Strickland: And one last question. If I remember right, Microsoft was really emphasizing open-source for this research. And what exactly is open-source here?
Witte: So the training datasets that we create, we’re planning to make those open-source, the code to generate the datasets as well as the code to train the models. I’m actually currently working on open-sourcing that, and I think by the time this interview comes out, hopefully it will already be open-source, and you should be able to find that at the Microsoft Research industry website. But yeah, we really want to emphasize the open-sourceness of not just CCS itself, but the technology and the monitoring part, because I think in order for the public to accept CCS and have confidence that it works and that it’s safe, you have to have accountability and you have to be able to put that data, for example, the monitoring data out there, as well as the software. Traditionally, in oil and gas exploration, the data and also the codes to run simulations and to do monitoring are. I mean, the companies keep it very tight to the chest. There’s not a whole lot of open-source data or codes. And luckily, with CCS we already see that changing. Companies like Northern Lights are actually putting their data on the web as open-source material for people to use. But of course, the data is only part of the story. You also need to be able to do something with that data, process it in the cloud using HPC and AI. And so we work really hard on making some of these components accessible, and that does not only include the AI models, but also, for example, API suppresses data in the cloud using HPC. But eventually, we were really hoping to– once we have all the data and the codes available, that it’s really helping the overall community to accelerate innovations and build on top of these tools and datasets.
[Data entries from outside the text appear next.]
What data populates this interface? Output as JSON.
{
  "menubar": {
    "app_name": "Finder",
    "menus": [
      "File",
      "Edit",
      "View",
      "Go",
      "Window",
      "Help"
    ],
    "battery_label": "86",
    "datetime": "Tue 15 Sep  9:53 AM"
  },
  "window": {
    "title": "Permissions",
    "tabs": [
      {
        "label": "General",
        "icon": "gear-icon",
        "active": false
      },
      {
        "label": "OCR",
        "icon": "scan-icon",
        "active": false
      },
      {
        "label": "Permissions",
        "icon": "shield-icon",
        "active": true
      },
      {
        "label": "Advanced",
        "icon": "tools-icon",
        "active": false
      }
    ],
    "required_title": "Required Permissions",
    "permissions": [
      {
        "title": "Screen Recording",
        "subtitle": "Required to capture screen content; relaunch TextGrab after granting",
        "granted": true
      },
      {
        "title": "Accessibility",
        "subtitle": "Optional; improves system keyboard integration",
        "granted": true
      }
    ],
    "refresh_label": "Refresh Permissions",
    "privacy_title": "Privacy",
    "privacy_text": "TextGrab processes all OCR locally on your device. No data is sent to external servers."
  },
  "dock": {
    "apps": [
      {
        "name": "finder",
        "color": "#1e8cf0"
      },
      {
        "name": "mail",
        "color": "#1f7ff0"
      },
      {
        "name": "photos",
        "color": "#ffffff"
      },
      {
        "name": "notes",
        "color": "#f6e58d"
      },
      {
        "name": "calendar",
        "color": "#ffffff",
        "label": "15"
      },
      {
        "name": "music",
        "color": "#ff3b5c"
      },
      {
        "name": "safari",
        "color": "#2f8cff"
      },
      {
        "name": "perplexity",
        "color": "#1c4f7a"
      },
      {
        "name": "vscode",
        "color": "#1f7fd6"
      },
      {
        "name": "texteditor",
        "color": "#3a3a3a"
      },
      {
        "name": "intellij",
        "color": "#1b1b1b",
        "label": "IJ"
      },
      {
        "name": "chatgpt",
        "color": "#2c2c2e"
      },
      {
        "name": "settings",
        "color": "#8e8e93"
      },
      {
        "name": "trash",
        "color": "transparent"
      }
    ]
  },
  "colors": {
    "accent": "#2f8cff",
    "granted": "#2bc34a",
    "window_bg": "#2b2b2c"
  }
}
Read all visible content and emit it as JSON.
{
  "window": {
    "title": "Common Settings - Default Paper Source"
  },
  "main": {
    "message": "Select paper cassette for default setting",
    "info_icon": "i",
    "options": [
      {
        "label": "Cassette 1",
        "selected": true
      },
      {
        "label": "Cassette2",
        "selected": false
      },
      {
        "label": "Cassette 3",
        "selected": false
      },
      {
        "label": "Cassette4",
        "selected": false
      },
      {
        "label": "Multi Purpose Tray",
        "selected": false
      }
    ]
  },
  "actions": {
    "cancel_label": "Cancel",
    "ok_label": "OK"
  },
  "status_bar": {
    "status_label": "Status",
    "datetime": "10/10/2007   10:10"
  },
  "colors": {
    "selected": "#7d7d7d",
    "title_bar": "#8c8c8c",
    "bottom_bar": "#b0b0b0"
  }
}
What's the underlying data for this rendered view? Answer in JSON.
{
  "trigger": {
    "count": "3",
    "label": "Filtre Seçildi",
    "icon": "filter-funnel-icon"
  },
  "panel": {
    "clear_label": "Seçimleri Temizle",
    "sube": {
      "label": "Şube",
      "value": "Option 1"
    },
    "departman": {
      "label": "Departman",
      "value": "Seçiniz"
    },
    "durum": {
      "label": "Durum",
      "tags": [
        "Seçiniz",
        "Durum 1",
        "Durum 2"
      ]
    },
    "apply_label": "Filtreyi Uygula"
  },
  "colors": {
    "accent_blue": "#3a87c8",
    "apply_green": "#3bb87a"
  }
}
Strickland: And that’s a really good place to end. Philip, thank you so much for joining us today on Fixing the Future. I really appreciate it.
Witte: Yeah, thanks, Eliza. I really enjoyed the conversation.
Strickland: Today on fixing the future, we were talking with Philip Witte about using AI to help with carbon capture and storage. I’m Eliza Strickland for IEEE Spectrum, and I hope you’ll join us next time.